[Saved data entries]

>>

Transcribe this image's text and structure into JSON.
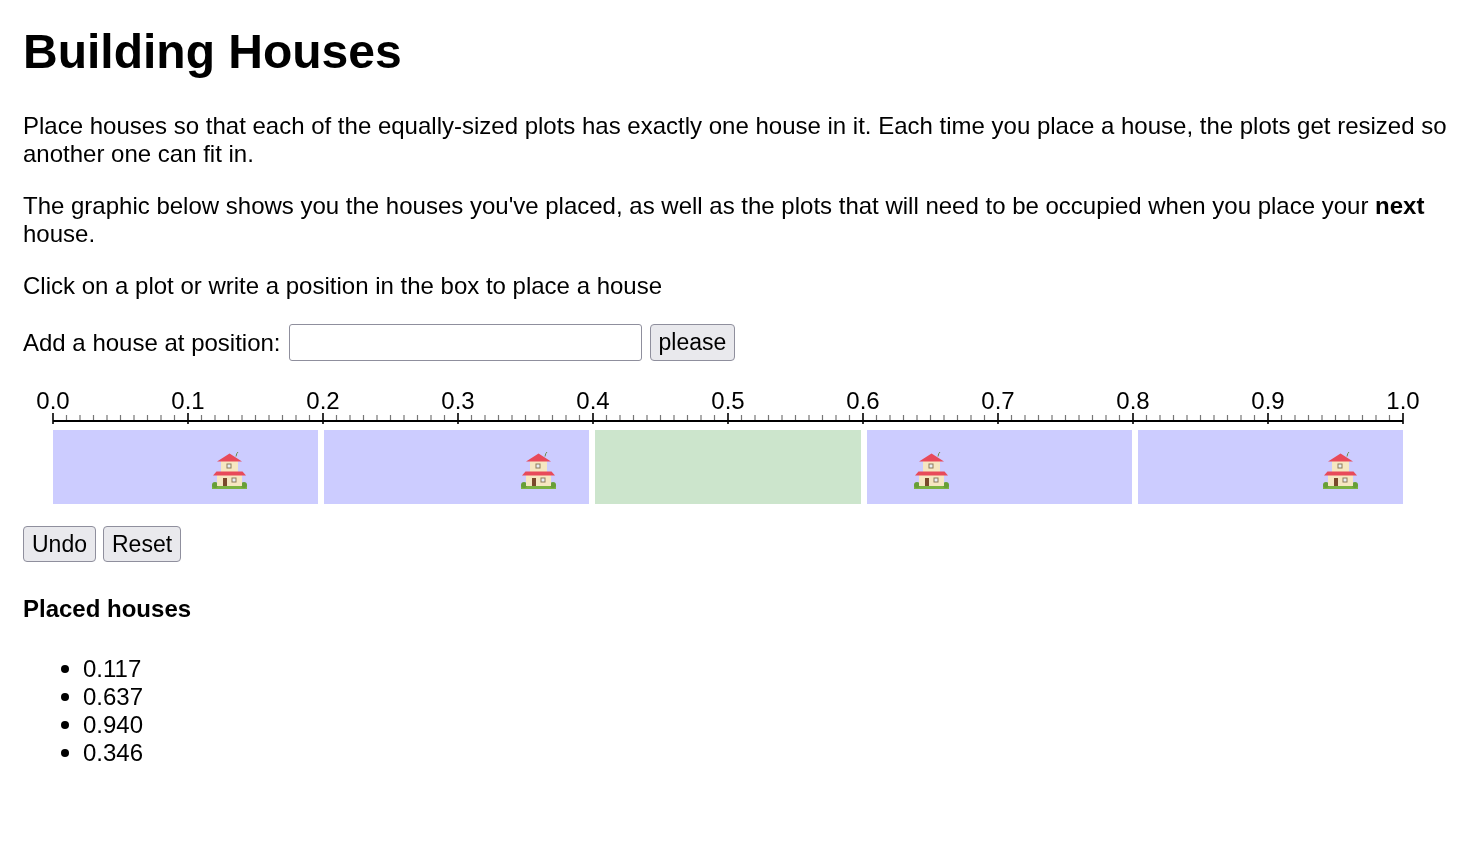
{
  "title": "Building Houses",
  "intro": [
    "Place houses so that each of the equally-sized plots has exactly one house in it. Each time you place a house, the plots get resized so another one can fit in.",
    "The graphic below shows you the houses you've placed, as well as the plots that will need to be occupied when you place your **next** house.",
    "Click on a plot or write a position in the box to place a house"
  ],
  "add_form": {
    "label": "Add a house at position:",
    "button": "please"
  },
  "number_line": {
    "ticks": [
      "0.0",
      "0.1",
      "0.2",
      "0.3",
      "0.4",
      "0.5",
      "0.6",
      "0.7",
      "0.8",
      "0.9",
      "1.0"
    ],
    "plots": [
      {
        "color": "#ccccff"
      },
      {
        "color": "#ccccff"
      },
      {
        "color": "#cce5cc"
      },
      {
        "color": "#ccccff"
      },
      {
        "color": "#ccccff"
      }
    ],
    "houses": [
      {
        "level": 0.117
      },
      {
        "level": 0.637
      },
      {
        "level": 0.94
      },
      {
        "level": 0.346
      }
    ]
  },
  "actions": [
    "Undo",
    "Reset"
  ],
  "placed_houses": {
    "heading": "Placed houses",
    "items": [
      "0.117",
      "0.637",
      "0.940",
      "0.346"
    ]
  }
}
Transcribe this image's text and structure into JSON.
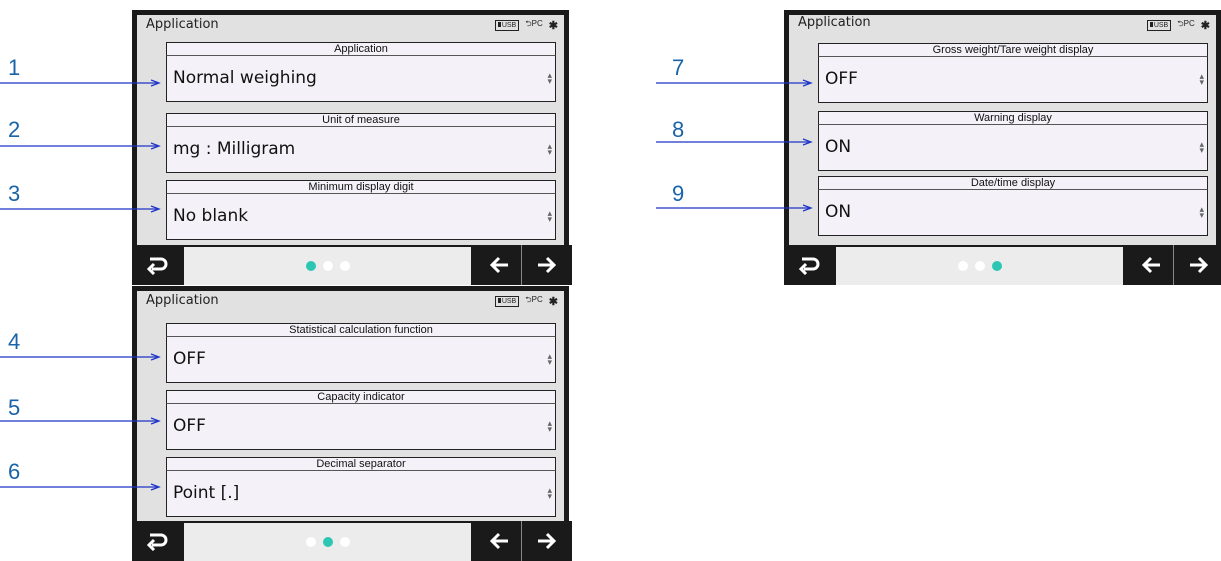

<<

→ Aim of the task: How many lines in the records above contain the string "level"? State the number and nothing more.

→ Task result: 4